Imagine that you are playing Shakespeare's Thersites, and another character has just invited you to "Come in and vituperate" (Act 2, scene 3 of Troilus and Cressida). Which of these two speeches would you rather deliver? ...
You! if I had space in my mind's purse for a fake gold coin, you'd never have slipped my memory. No matter. I’ll tack on a curse for you: Yourself upon yourself!. . . May the itch in your blood be your guiding star through life! Then if the old woman who lays you out thinks you make a pretty corpse, I’ll be sure she’s only done lepers. Amen. [translation]OR:
If I could `a rememb'red a gilt counterfeit, thou wouldst not have slipped out of my contemplation: but it is no matter; thy self upon thy self! . . .Let thy blood be thy direction till thy death! then if she that lays thee out says thou art a fair corse, I'll be sworn and sworn upon't she never shrouded any but lazars. Amen. [original]
Mark O'Connor writes:

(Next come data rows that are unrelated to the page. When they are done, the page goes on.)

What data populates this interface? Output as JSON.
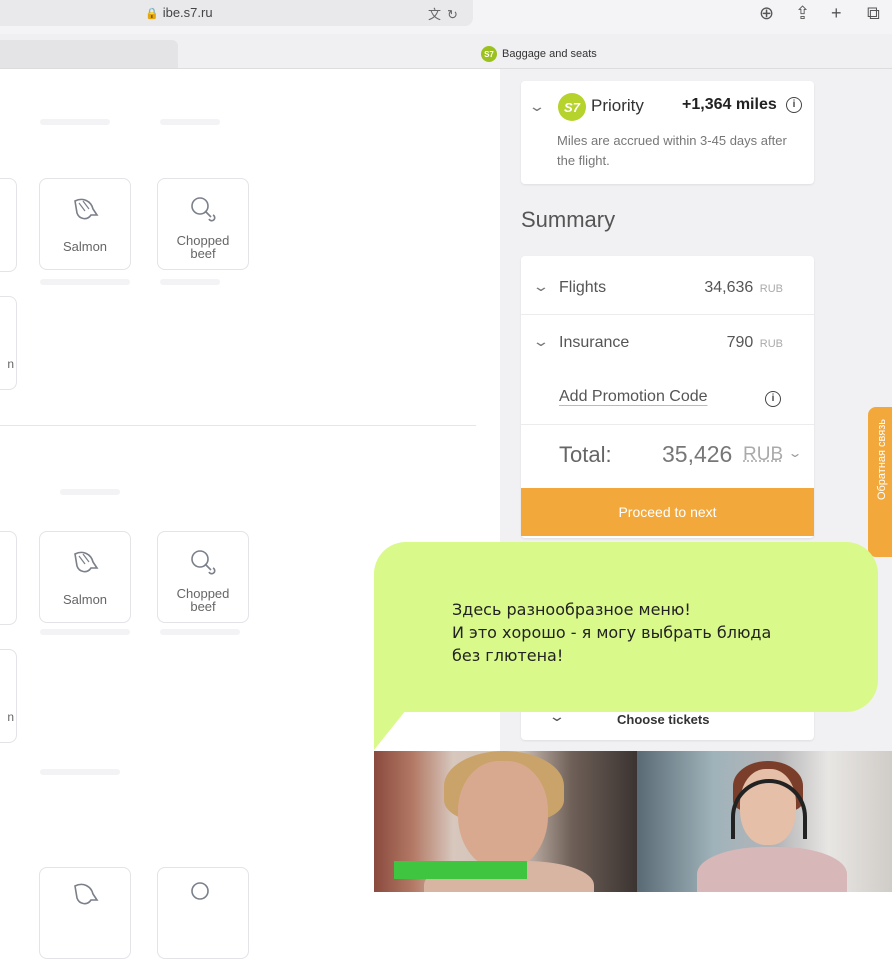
{
  "browser": {
    "url": "ibe.s7.ru",
    "tab_title": "Baggage and seats",
    "tab_logo": "S7"
  },
  "meals": {
    "group1": [
      {
        "label_line1": "Salmon",
        "label_line2": "",
        "icon": "fish-icon"
      },
      {
        "label_line1": "Chopped",
        "label_line2": "beef",
        "icon": "chicken-leg-icon"
      }
    ],
    "group2": [
      {
        "label_line1": "Salmon",
        "label_line2": "",
        "icon": "fish-icon"
      },
      {
        "label_line1": "Chopped",
        "label_line2": "beef",
        "icon": "chicken-leg-icon"
      }
    ],
    "edge_letter": "n"
  },
  "priority": {
    "logo": "S7",
    "title": "Priority",
    "miles": "+1,364 miles",
    "note": "Miles are accrued within 3-45 days after the flight."
  },
  "summary": {
    "title": "Summary",
    "flights_label": "Flights",
    "flights_value": "34,636",
    "insurance_label": "Insurance",
    "insurance_value": "790",
    "currency": "RUB",
    "promo_label": "Add Promotion Code",
    "total_label": "Total:",
    "total_value": "35,426",
    "total_currency": "RUB",
    "proceed_label": "Proceed to next",
    "choose_tickets_label": "Choose tickets"
  },
  "feedback_tab": "Обратная связь",
  "bubble": {
    "line1": "Здесь разнообразное меню!",
    "line2": "И это хорошо - я могу выбрать блюда",
    "line3": "без глютена!"
  },
  "colors": {
    "accent_orange": "#f2a83a",
    "s7_green": "#b6d22c",
    "bubble_green": "#d9f98a",
    "speaking_indicator": "#3fc53f"
  }
}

"My aim is translation, not adaptation. I translate prose with prose, blank verse with blank verse, a couplet with a couplet (though not necessarily the same rhyming words), and an outdated pun or joke with a comparable modern one. The aim is to keep open the ambiguities and multiple possibilities of the original text, while removing the accidental obscurities caused by linguistic change."